Trump supporters
An employee polishes traditional Russian wooden (matryoshka) nesting dolls depicting US President Donald Trump (L) and Russian President Vladimir Putin at a gift shop in MoscowAlexander Nemenov/AFP

The resignation of President Trump's pro-Russia National Security Adviser has sent a shudder through Russia's political class who are commenting that the move will damage already fragile US-Russia relations further.

"This is kind of a negative signal for the establishment of the Russian-American dialogue," said Leonid Slutsky, chairman of the lower committee on international affairs in Russia's parliament. Trump's adviser, retired general Michael Flynn resigned late on Monday just three weeks into the new administration.

"It's obvious that Flynn was forced to write the letter of resignation under a certain amount of pressure," Slutsky told Russian state newswire TASS.

Slutsky called the forced resignation "provocative" and that Flynn had been targeted to harm "Russia-US relations, undermining confidence in the new US administration," he said.

Pressure on Flynn grew after a series of leaks from at least nine current and former senior officials in US intelligence and law enforcement. They revealed that, while President Barack Obama was imposing sanctions on Russia before leaving office in late December, Flynn held calls with Russia's US ambassador and suggested sanctions could be lifted under the new administration.

Flynn then reportedly caused rifts in the Trump administration after senior officials — including Vice President Mike Pence — defended him publicly, only to discover he had misled them. The Kremlin told the AFP that Flynn's resignation is "not our business." But Russian lawmakers reacted fiercely.

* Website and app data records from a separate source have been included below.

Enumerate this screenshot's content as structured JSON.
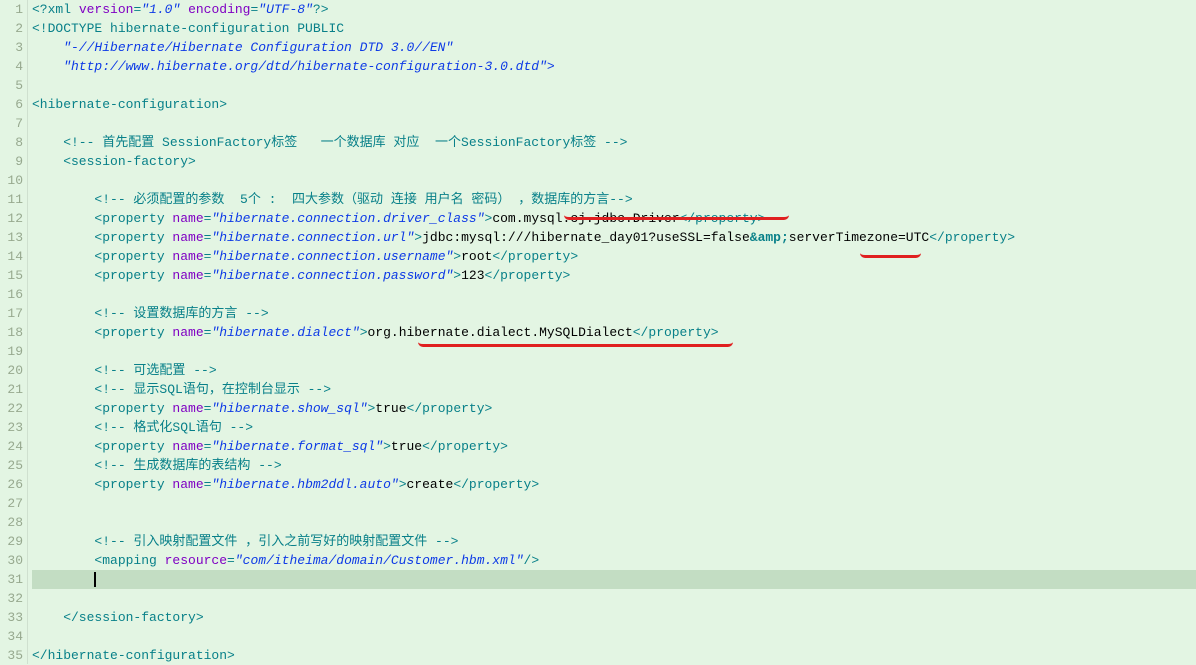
{
  "linenums": [
    "1",
    "2",
    "3",
    "4",
    "5",
    "6",
    "7",
    "8",
    "9",
    "10",
    "11",
    "12",
    "13",
    "14",
    "15",
    "16",
    "17",
    "18",
    "19",
    "20",
    "21",
    "22",
    "23",
    "24",
    "25",
    "26",
    "27",
    "28",
    "29",
    "30",
    "31",
    "32",
    "33",
    "34",
    "35"
  ],
  "xml": {
    "decl_open": "<?xml",
    "version_attr": " version",
    "version_val": "\"1.0\"",
    "encoding_attr": " encoding",
    "encoding_val": "\"UTF-8\"",
    "decl_close": "?>"
  },
  "doctype": {
    "open": "<!DOCTYPE",
    "rest1": " hibernate-configuration PUBLIC",
    "line3": "    \"-//Hibernate/Hibernate Configuration DTD 3.0//EN\"",
    "line4": "    \"http://www.hibernate.org/dtd/hibernate-configuration-3.0.dtd\">"
  },
  "l6_open": "<hibernate-configuration>",
  "l8_comment": "    <!-- 首先配置 SessionFactory标签   一个数据库 对应  一个SessionFactory标签 -->",
  "l9_open": "    <session-factory>",
  "l11_comment": "        <!-- 必须配置的参数  5个 :  四大参数（驱动 连接 用户名 密码） ，数据库的方言-->",
  "tags": {
    "prop_open": "        <property",
    "name_attr": " name",
    "gt": ">",
    "prop_close": "</property>"
  },
  "p12": {
    "name": "\"hibernate.connection.driver_class\"",
    "val": "com.mysql.cj.jdbc.Driver"
  },
  "p13": {
    "name": "\"hibernate.connection.url\"",
    "val_pre": "jdbc:mysql:///hibernate_day01?useSSL=false",
    "amp": "&amp;",
    "val_post": "serverTimezone=UTC"
  },
  "p14": {
    "name": "\"hibernate.connection.username\"",
    "val": "root"
  },
  "p15": {
    "name": "\"hibernate.connection.password\"",
    "val": "123"
  },
  "l17_comment": "        <!-- 设置数据库的方言 -->",
  "p18": {
    "name": "\"hibernate.dialect\"",
    "val": "org.hibernate.dialect.MySQLDialect"
  },
  "l20_comment": "        <!-- 可选配置 -->",
  "l21_comment": "        <!-- 显示SQL语句，在控制台显示 -->",
  "p22": {
    "name": "\"hibernate.show_sql\"",
    "val": "true"
  },
  "l23_comment": "        <!-- 格式化SQL语句 -->",
  "p24": {
    "name": "\"hibernate.format_sql\"",
    "val": "true"
  },
  "l25_comment": "        <!-- 生成数据库的表结构 -->",
  "p26": {
    "name": "\"hibernate.hbm2ddl.auto\"",
    "val": "create"
  },
  "l29_comment": "        <!-- 引入映射配置文件 ，引入之前写好的映射配置文件 -->",
  "mapping": {
    "open": "        <mapping",
    "attr": " resource",
    "val": "\"com/itheima/domain/Customer.hbm.xml\"",
    "close": "/>"
  },
  "indent31": "        ",
  "l33_close": "    </session-factory>",
  "l35_close": "</hibernate-configuration>"
}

The office of Russian President Vladimir Putin has denied that Flynn and Russian Ambassador Sergey Kislyak discussed the sanctions in any of a series of phone calls held during the transition period to the Trump administration.

The fact that Flynn would be forced to resign "for contacts with the Russian Ambassador (normal diplomatic practice) – it's not even paranoid, but something infinitely worse," wrote Konstantin Kosachev, chairman of the foreign affairs committee in the upper chamber of the Russian parliament on Facebook.

"Either Trump hasn't gained the required independence and he's been driven into a corner," he wrote, "or Russophobia has struck the new administration from top to bottom."